When considering the sufficiency of circumstantial evidence to sustain a conviction of a crime the question on appeal is not whether the evidence is incompatible with any reasonable hypothesis except guilt. That question was for the jury and the trial court. State v. Johnson, 222 Kan. 465, 565 P.2d 993 (1977). When the sufficiency of circumstantial evidence is challenged, the standard of review on appeal is whether, after review of all the evidence, viewed in the light most favorable to the prosecution, the appellate court is convinced that a rational factfinder could have found the defendant guilty beyond a reasonable doubt.
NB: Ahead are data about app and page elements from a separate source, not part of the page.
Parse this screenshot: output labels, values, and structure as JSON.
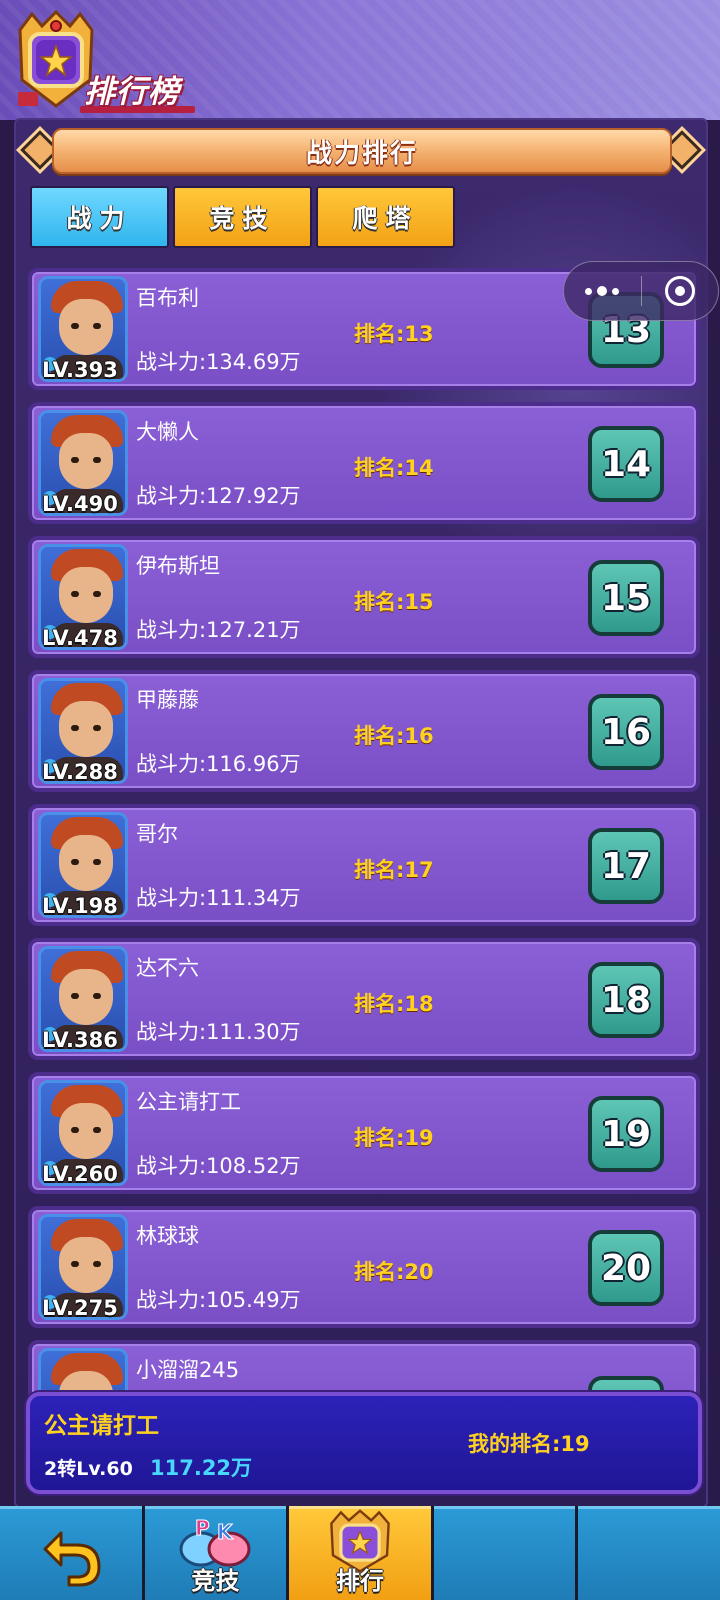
{
  "header": {
    "title": "排行榜"
  },
  "banner": {
    "title": "战力排行"
  },
  "tabs": [
    {
      "label": "战力",
      "active": true
    },
    {
      "label": "竞技",
      "active": false
    },
    {
      "label": "爬塔",
      "active": false
    }
  ],
  "players": [
    {
      "name": "百布利",
      "level": "LV.393",
      "power": "战斗力:134.69万",
      "rank_text": "排名:13",
      "rank": "13"
    },
    {
      "name": "大懒人",
      "level": "LV.490",
      "power": "战斗力:127.92万",
      "rank_text": "排名:14",
      "rank": "14"
    },
    {
      "name": "伊布斯坦",
      "level": "LV.478",
      "power": "战斗力:127.21万",
      "rank_text": "排名:15",
      "rank": "15"
    },
    {
      "name": "甲藤藤",
      "level": "LV.288",
      "power": "战斗力:116.96万",
      "rank_text": "排名:16",
      "rank": "16"
    },
    {
      "name": "哥尔",
      "level": "LV.198",
      "power": "战斗力:111.34万",
      "rank_text": "排名:17",
      "rank": "17"
    },
    {
      "name": "达不六",
      "level": "LV.386",
      "power": "战斗力:111.30万",
      "rank_text": "排名:18",
      "rank": "18"
    },
    {
      "name": "公主请打工",
      "level": "LV.260",
      "power": "战斗力:108.52万",
      "rank_text": "排名:19",
      "rank": "19"
    },
    {
      "name": "林球球",
      "level": "LV.275",
      "power": "战斗力:105.49万",
      "rank_text": "排名:20",
      "rank": "20"
    },
    {
      "name": "小溜溜245",
      "level": "",
      "power": "",
      "rank_text": "",
      "rank": ""
    }
  ],
  "my_rank": {
    "name": "公主请打工",
    "level": "2转Lv.60",
    "power": "117.22万",
    "rank_text": "我的排名:19"
  },
  "bottom_nav": [
    {
      "label": "",
      "icon": "back-arrow-icon"
    },
    {
      "label": "竞技",
      "icon": "pk-icon"
    },
    {
      "label": "排行",
      "icon": "trophy-crest-icon",
      "active": true
    },
    {
      "label": "",
      "icon": ""
    },
    {
      "label": "",
      "icon": ""
    }
  ],
  "colors": {
    "accent_yellow": "#ffd21f",
    "tab_active": "#2fb5ee",
    "tab_inactive": "#f3a214",
    "row_bg": "#8b5fd6",
    "badge_teal": "#2f9a8c"
  }
}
State v. Hupp, 247 Kan. 644, Syl. ¶ 6, 809 P.2d 1207 (1991).
After reviewing all the evidence, we are convinced there is sufficient evidence for a rational factfinder to have found the defendant guilty beyond a reasonable doubt.
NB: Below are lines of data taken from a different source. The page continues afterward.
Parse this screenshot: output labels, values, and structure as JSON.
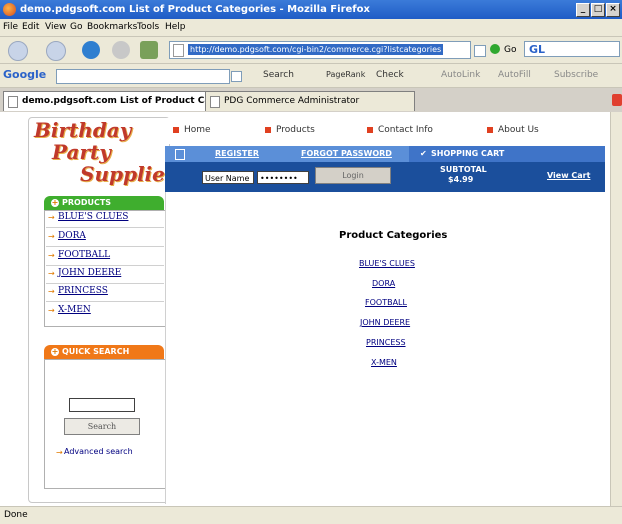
{
  "window": {
    "title": "demo.pdgsoft.com List of Product Categories - Mozilla Firefox"
  },
  "menu": [
    "File",
    "Edit",
    "View",
    "Go",
    "Bookmarks",
    "Tools",
    "Help"
  ],
  "toolbar": {
    "url": "http://demo.pdgsoft.com/cgi-bin2/commerce.cgi?listcategories",
    "go_label": "Go",
    "search_value": "GL"
  },
  "google_bar": {
    "brand": "Google",
    "search_label": "Search",
    "pagerank_label": "PageRank",
    "check_label": "Check",
    "autolink_label": "AutoLink",
    "autofill_label": "AutoFill",
    "subscribe_label": "Subscribe"
  },
  "tabs": [
    {
      "label": "demo.pdgsoft.com List of Product Ca..."
    },
    {
      "label": "PDG Commerce Administrator"
    }
  ],
  "logo": {
    "line1": "Birthday",
    "line2": "Party",
    "line3": "Supplies"
  },
  "products_panel": {
    "heading": "PRODUCTS",
    "items": [
      "BLUE'S CLUES",
      "DORA",
      "FOOTBALL",
      "JOHN DEERE",
      "PRINCESS",
      "X-MEN"
    ]
  },
  "quick_search": {
    "heading": "QUICK SEARCH",
    "input_value": "",
    "button_label": "Search",
    "advanced_label": "Advanced search"
  },
  "topnav": [
    "Home",
    "Products",
    "Contact Info",
    "About Us"
  ],
  "account": {
    "register_label": "REGISTER",
    "forgot_label": "FORGOT PASSWORD",
    "cart_label": "SHOPPING CART",
    "username_value": "User Name",
    "password_value": "••••••••",
    "login_label": "Login",
    "subtotal_label": "SUBTOTAL",
    "subtotal_value": "$4.99",
    "view_cart_label": "View Cart"
  },
  "main": {
    "title": "Product Categories",
    "categories": [
      "BLUE'S CLUES",
      "DORA",
      "FOOTBALL",
      "JOHN DEERE",
      "PRINCESS",
      "X-MEN"
    ]
  },
  "status": {
    "text": "Done"
  },
  "colors": {
    "products_head": "#3fae2e",
    "search_head": "#f07818",
    "bluebar": "#5b8fd8",
    "loginbar": "#1b4f9c"
  }
}
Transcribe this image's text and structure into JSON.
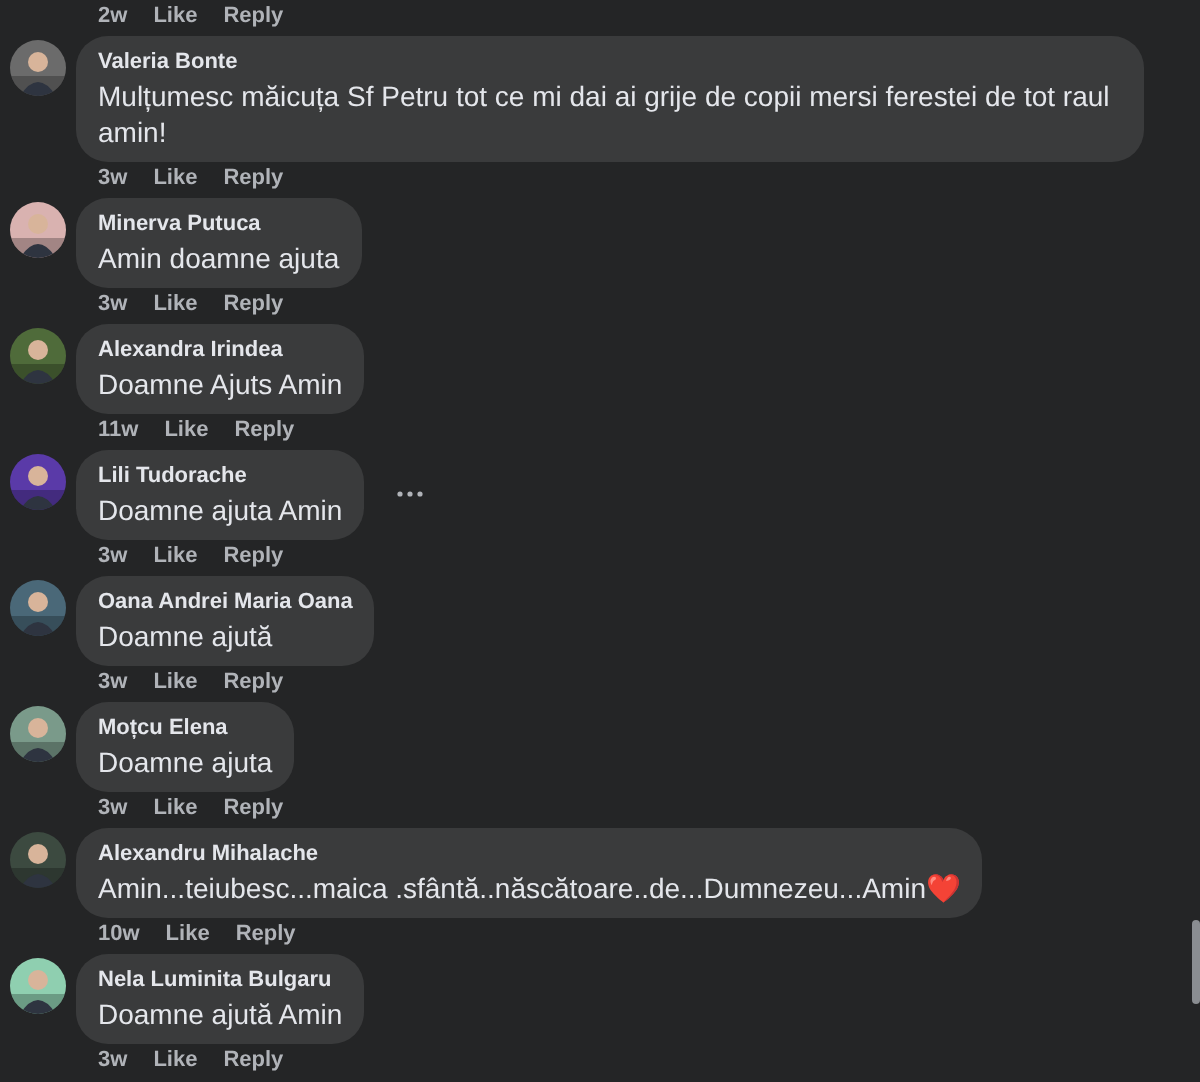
{
  "top_actions": {
    "time": "2w",
    "like": "Like",
    "reply": "Reply"
  },
  "comments": [
    {
      "author": "Valeria Bonte",
      "text": "Mulțumesc măicuța Sf Petru tot ce mi dai ai grije de copii mersi ferestei de tot raul amin!",
      "time": "3w",
      "like": "Like",
      "reply": "Reply",
      "more_options": false
    },
    {
      "author": "Minerva Putuca",
      "text": "Amin doamne ajuta",
      "time": "3w",
      "like": "Like",
      "reply": "Reply",
      "more_options": false
    },
    {
      "author": "Alexandra Irindea",
      "text": "Doamne Ajuts Amin",
      "time": "11w",
      "like": "Like",
      "reply": "Reply",
      "more_options": false
    },
    {
      "author": "Lili Tudorache",
      "text": "Doamne ajuta Amin",
      "time": "3w",
      "like": "Like",
      "reply": "Reply",
      "more_options": true
    },
    {
      "author": "Oana Andrei Maria Oana",
      "text": "Doamne ajută",
      "time": "3w",
      "like": "Like",
      "reply": "Reply",
      "more_options": false
    },
    {
      "author": "Moțcu Elena",
      "text": "Doamne ajuta",
      "time": "3w",
      "like": "Like",
      "reply": "Reply",
      "more_options": false
    },
    {
      "author": "Alexandru Mihalache",
      "text": "Amin...teiubesc...maica .sfântă..născătoare..de...Dumnezeu...Amin❤️",
      "time": "10w",
      "like": "Like",
      "reply": "Reply",
      "more_options": false
    },
    {
      "author": "Nela Luminita Bulgaru",
      "text": "Doamne ajută Amin",
      "time": "3w",
      "like": "Like",
      "reply": "Reply",
      "more_options": false
    }
  ]
}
VI. Whether the trial court imposed an illegal sentence by ordering incarceration and restitution.
K.S.A. 1989 Supp. 21-4603(2)(c) allows the sentencing judge to release the defendant on probation subject to such conditions as the court may deem appropriate, including orders requiring full or partial restitution. Rather than granting probation, if the court commits the defendant to the custody of the secretary of corrections or to jail, the court may specify in its order the amount of restitution to be paid and the person to whom it shall be paid if restitution is later ordered as a condition of parole or conditional release. K.S.A. 1989 Supp. 21-4603(2)(h).
In State v. Bowers, 239 Kan. 417, 428, 721 P.2d 268 (1986), we noted that a trial court may not sentence a defendant to imprisonment in an institution and also require the defendant to pay immediate restitution. We stated: "If the sentencing court chooses to set restitution, it should clearly specify in the journal entry that the amount and manner of restitution being ordered is not immediate, but said information is being provided for the benefit of the Kansas Adult Authority."
The State concedes that the trial court failed to follow the statute when ordering restitution in the amount of $1,000.
Affirmed in part and reversed in part. Conviction affirmed and case remanded for technical corrections to the restitution portion of the sentence.